I do not know which one to choose. Grammar rules sometimes seem not to be enough. Could you help me?
1. Have you ever prescribed any tests for diagnostic purposes? What was the result?
(NB: I am not sure whether what is the right pronoun. Would you
use which here?)
2. Do you know if the Life Assured has seen other doctors? If so, which?
(NB: again here my doubt regards which - should it be what doctors
3. Has the Life Assured been hospitalized in a medical institution, sanatorium,
hospital or the like? When and for what illness?
(NB: what illness / which illness????)
Posted 10 January 2002
In example 1, what is the correct pronoun in this case. Use what,
not which, when there is unlimited choice, when the possibilities
are endless. The number of possible results is infinite.
Even though in this case there might be only two possible results - positive
or negative - what is the usual word to go with "result." You
might use which if you have already identified a small number
of the results, and those are the ones you are referring to:
the two labs sent back contradictory results? Which result
are you going to accept?
In example 2, you could say "which ones" or "which." You
could also say "which doctors," but since you have just mentioned
"doctors," "ones" is a comfortable substitute. You could also use "who," although "who" refers
more to the identity of the individual, and the question is asking for
the identity of the doctors.
In example 3, you can use "what illness" if the choice of illnesses
is wide. Use "which illness" if the choice is small. You
would know if the choice is small from the previous context. In this
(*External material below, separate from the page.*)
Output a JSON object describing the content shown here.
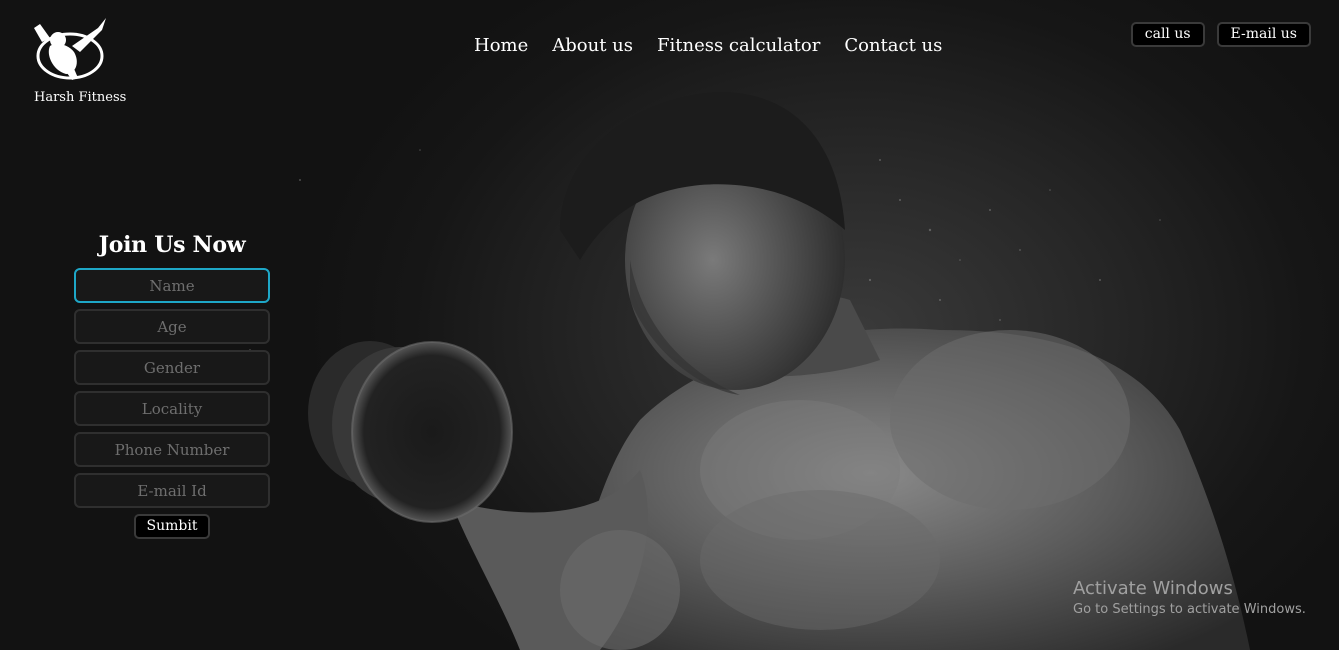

seems as though the possibilities are infinite for any kind of illness,
so "what illness" sounds perfect.